**PROBLEM STATEMENT**
Set the records down once more so that they match the source word for word.

**DATASET**
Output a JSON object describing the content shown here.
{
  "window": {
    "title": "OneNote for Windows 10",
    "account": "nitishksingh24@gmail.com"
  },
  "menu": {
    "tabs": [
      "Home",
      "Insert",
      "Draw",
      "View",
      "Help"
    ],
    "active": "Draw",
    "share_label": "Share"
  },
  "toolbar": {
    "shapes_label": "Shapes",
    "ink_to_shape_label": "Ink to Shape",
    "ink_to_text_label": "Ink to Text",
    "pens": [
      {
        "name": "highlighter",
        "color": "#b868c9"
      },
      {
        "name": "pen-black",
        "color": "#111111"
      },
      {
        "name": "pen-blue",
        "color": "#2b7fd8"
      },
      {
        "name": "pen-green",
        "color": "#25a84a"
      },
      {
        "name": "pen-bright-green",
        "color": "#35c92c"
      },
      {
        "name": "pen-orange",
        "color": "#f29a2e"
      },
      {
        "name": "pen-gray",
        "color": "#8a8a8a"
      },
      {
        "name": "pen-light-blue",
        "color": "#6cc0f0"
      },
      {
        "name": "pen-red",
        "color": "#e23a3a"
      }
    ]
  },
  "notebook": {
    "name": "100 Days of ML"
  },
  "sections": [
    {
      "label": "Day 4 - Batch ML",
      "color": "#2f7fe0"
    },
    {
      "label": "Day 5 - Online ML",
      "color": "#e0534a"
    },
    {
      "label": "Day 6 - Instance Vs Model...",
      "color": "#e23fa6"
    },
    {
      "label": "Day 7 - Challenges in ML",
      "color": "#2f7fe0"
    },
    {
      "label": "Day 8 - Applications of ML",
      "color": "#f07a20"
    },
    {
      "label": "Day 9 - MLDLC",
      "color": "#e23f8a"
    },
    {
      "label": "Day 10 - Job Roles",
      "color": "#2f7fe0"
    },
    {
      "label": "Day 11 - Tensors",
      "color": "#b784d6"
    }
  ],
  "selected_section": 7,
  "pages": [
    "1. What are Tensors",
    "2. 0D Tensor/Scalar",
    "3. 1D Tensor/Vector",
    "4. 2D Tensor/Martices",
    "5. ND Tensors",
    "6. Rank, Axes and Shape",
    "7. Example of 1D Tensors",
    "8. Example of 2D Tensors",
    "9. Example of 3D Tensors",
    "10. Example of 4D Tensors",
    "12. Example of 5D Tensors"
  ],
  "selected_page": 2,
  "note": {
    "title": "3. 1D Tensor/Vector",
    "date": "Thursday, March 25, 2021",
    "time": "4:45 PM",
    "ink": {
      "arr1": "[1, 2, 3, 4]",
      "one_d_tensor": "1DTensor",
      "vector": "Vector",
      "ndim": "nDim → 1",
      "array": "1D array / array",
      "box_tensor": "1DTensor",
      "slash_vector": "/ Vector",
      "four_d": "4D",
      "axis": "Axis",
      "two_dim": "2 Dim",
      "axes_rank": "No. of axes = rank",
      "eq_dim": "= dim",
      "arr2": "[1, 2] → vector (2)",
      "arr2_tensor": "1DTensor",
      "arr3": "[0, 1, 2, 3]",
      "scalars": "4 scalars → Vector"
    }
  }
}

**WORKED SOLUTION**
Output a JSON object describing the content shown here.
{
  "window": {
    "title": "OneNote for Windows 10",
    "account": "nitishksingh24@gmail.com"
  },
  "menu": {
    "tabs": [
      "Home",
      "Insert",
      "Draw",
      "View",
      "Help"
    ],
    "active": "Draw",
    "share_label": "Share"
  },
  "toolbar": {
    "shapes_label": "Shapes",
    "ink_to_shape_label": "Ink to Shape",
    "ink_to_text_label": "Ink to Text",
    "pens": [
      {
        "name": "highlighter",
        "color": "#b868c9"
      },
      {
        "name": "pen-black",
        "color": "#111111"
      },
      {
        "name": "pen-blue",
        "color": "#2b7fd8"
      },
      {
        "name": "pen-green",
        "color": "#25a84a"
      },
      {
        "name": "pen-bright-green",
        "color": "#35c92c"
      },
      {
        "name": "pen-orange",
        "color": "#f29a2e"
      },
      {
        "name": "pen-gray",
        "color": "#8a8a8a"
      },
      {
        "name": "pen-light-blue",
        "color": "#6cc0f0"
      },
      {
        "name": "pen-red",
        "color": "#e23a3a"
      }
    ]
  },
  "notebook": {
    "name": "100 Days of ML"
  },
  "sections": [
    {
      "label": "Day 4 - Batch ML",
      "color": "#2f7fe0"
    },
    {
      "label": "Day 5 - Online ML",
      "color": "#e0534a"
    },
    {
      "label": "Day 6 - Instance Vs Model...",
      "color": "#e23fa6"
    },
    {
      "label": "Day 7 - Challenges in ML",
      "color": "#2f7fe0"
    },
    {
      "label": "Day 8 - Applications of ML",
      "color": "#f07a20"
    },
    {
      "label": "Day 9 - MLDLC",
      "color": "#e23f8a"
    },
    {
      "label": "Day 10 - Job Roles",
      "color": "#2f7fe0"
    },
    {
      "label": "Day 11 - Tensors",
      "color": "#b784d6"
    }
  ],
  "selected_section": 7,
  "pages": [
    "1. What are Tensors",
    "2. 0D Tensor/Scalar",
    "3. 1D Tensor/Vector",
    "4. 2D Tensor/Martices",
    "5. ND Tensors",
    "6. Rank, Axes and Shape",
    "7. Example of 1D Tensors",
    "8. Example of 2D Tensors",
    "9. Example of 3D Tensors",
    "10. Example of 4D Tensors",
    "12. Example of 5D Tensors"
  ],
  "selected_page": 2,
  "note": {
    "title": "3. 1D Tensor/Vector",
    "date": "Thursday, March 25, 2021",
    "time": "4:45 PM",
    "ink": {
      "arr1": "[1, 2, 3, 4]",
      "one_d_tensor": "1DTensor",
      "vector": "Vector",
      "ndim": "nDim → 1",
      "array": "1D array / array",
      "box_tensor": "1DTensor",
      "slash_vector": "/ Vector",
      "four_d": "4D",
      "axis": "Axis",
      "two_dim": "2 Dim",
      "axes_rank": "No. of axes = rank",
      "eq_dim": "= dim",
      "arr2": "[1, 2] → vector (2)",
      "arr2_tensor": "1DTensor",
      "arr3": "[0, 1, 2, 3]",
      "scalars": "4 scalars → Vector"
    }
  }
}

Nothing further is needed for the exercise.